The locations noted on the map consist of military and civilian facilities, distinguished through color-coded symbols. Thus, while one must consult the verso of the map to identify each location precisely, the nature of each site is defined by the legend along the poster’s right fringe. Essentially, the identified locations have been subdivided into four main categories: pink symbols for facilities associated with the military, black symbols for civilian nuclear facilities, and light green symbols for miscellany like uranium mines and nuclear waste deposits. Examples of the meaning of these symbols could be pink crosses for nuclear weapons testing sites, black dots for operating nuclear power plants, and green diamonds for nuclear fuel processing facilities.
A fourth category indicated in the legend is perhaps the most frightening, both because it refers to a potential atomic apocalypse but also because, in visual terms, this is the dominant feature on the map itself. Here, pink blotches throughout the country – but naturally concentrated near large urban areas and military facilities – show how widespread nuclear targets are throughout America.

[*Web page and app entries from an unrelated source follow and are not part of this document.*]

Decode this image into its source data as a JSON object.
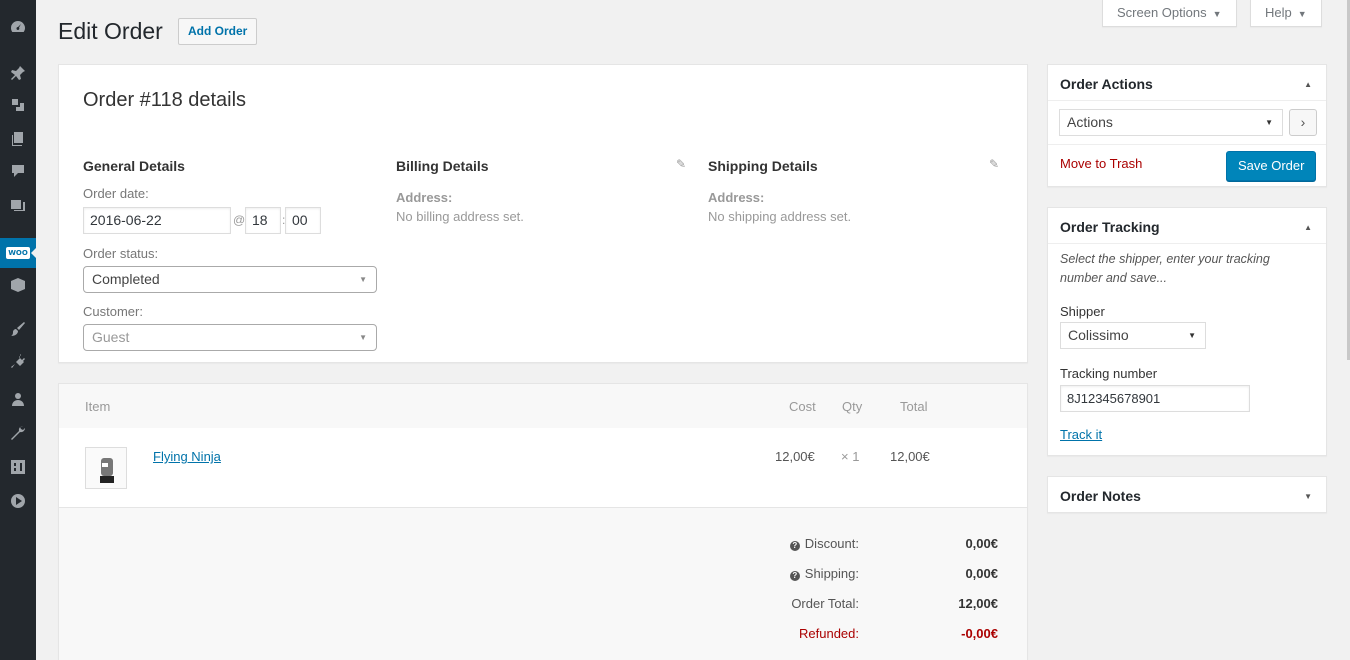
{
  "header": {
    "title": "Edit Order",
    "add_order": "Add Order",
    "screen_options": "Screen Options",
    "help": "Help",
    "dropdown_glyph": "▼"
  },
  "order": {
    "title": "Order #118 details",
    "general": {
      "heading": "General Details",
      "date_label": "Order date:",
      "date": "2016-06-22",
      "at": "@",
      "hour": "18",
      "colon": ":",
      "minute": "00",
      "status_label": "Order status:",
      "status": "Completed",
      "customer_label": "Customer:",
      "customer_placeholder": "Guest"
    },
    "billing": {
      "heading": "Billing Details",
      "address_label": "Address:",
      "address": "No billing address set."
    },
    "shipping": {
      "heading": "Shipping Details",
      "address_label": "Address:",
      "address": "No shipping address set."
    }
  },
  "items": {
    "columns": {
      "item": "Item",
      "cost": "Cost",
      "qty": "Qty",
      "total": "Total"
    },
    "rows": [
      {
        "name": "Flying Ninja",
        "cost": "12,00€",
        "qty": "× 1",
        "total": "12,00€"
      }
    ],
    "totals": {
      "discount_label": "Discount:",
      "discount": "0,00€",
      "shipping_label": "Shipping:",
      "shipping": "0,00€",
      "order_total_label": "Order Total:",
      "order_total": "12,00€",
      "refunded_label": "Refunded:",
      "refunded": "-0,00€"
    }
  },
  "order_actions": {
    "title": "Order Actions",
    "select_value": "Actions",
    "go": "›",
    "trash": "Move to Trash",
    "save": "Save Order"
  },
  "order_tracking": {
    "title": "Order Tracking",
    "note": "Select the shipper, enter your tracking number and save...",
    "shipper_label": "Shipper",
    "shipper": "Colissimo",
    "tracking_label": "Tracking number",
    "tracking_number": "8J12345678901",
    "track_link": "Track it"
  },
  "order_notes": {
    "title": "Order Notes"
  },
  "icons": {
    "menu": [
      "dashboard-icon",
      "pin-icon",
      "media-icon",
      "pages-icon",
      "comments-icon",
      "gallery-icon",
      "woocommerce-icon",
      "products-icon",
      "appearance-icon",
      "plugins-icon",
      "users-icon",
      "tools-icon",
      "settings-icon",
      "play-icon"
    ],
    "collapse": "▲",
    "expand": "▼",
    "pencil": "✎",
    "help": "?"
  },
  "colors": {
    "accent": "#0073aa",
    "primary_button": "#0085ba",
    "danger": "#aa0000",
    "sidebar": "#23282d"
  }
}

The map explains it in a rather dispassionate manner: “areas subject to direct nuclear attack during a nuclear war (either blast, hit or initial radiation.”
Our copy of this great map constitutes the second edition as issued in 1979 (the first edition appeared in 1978). The second edition has been considerably updated from its predecessor, adding a variety of new symbols and locations and carefully retracing what areas of the country would be subject to nuclear attack if the Cold War ever warmed up. That a second and updated edition of the map came out so shortly after the first one was not only due to the addition of many new elements but was also meant as a demonstration of the rapid proliferation of nuclear facilities in America during the height of the Cold War. In very real terms, it showed just what an uncontrollable dynamic geographic exposure was. Moreover, it constituted a political critique that stressed the fuzzy distinction between military and civilian targets in a nuclear war.
The most significant motivator behind issuing a new edition of the map was nevertheless the partial meltdown of a nuclear reactor at the plant on Three-Mile Island, just outside Harrisburg, Pennsylvania. This tragic accident, which still is the worst nuclear accident in the West since the inception of nuclear power plants, happened only months before our poster map hit the streets. The tragedy had manifested the dangers of nuclear power and significantly strengthened the position of the War Resisters League and other anti-nuclear groups. Their agenda was no secret. Along with the site index, the verso includes the following explanatory text:
“Nukes (nuclear weapons and nuclear power plants) present the greatest threat to life ever known. We cannot permit this threat to continue — or to continue escalating.
This map was produced to graphically illustrate the magnitude and pervasiveness of the nuclear menace, to help stimulate organizing against nukes, and to emphasize the inseparable link between weapons and power.”
The map ultimately calls for popular mobilization against the threat of military and civilian nuclear proliferation.
The OCLC (no. 7693551) has multiple listings for this map and registers it as part of numerous institutional holdings.
OCLC 7693551 et al. Rumsey #12352.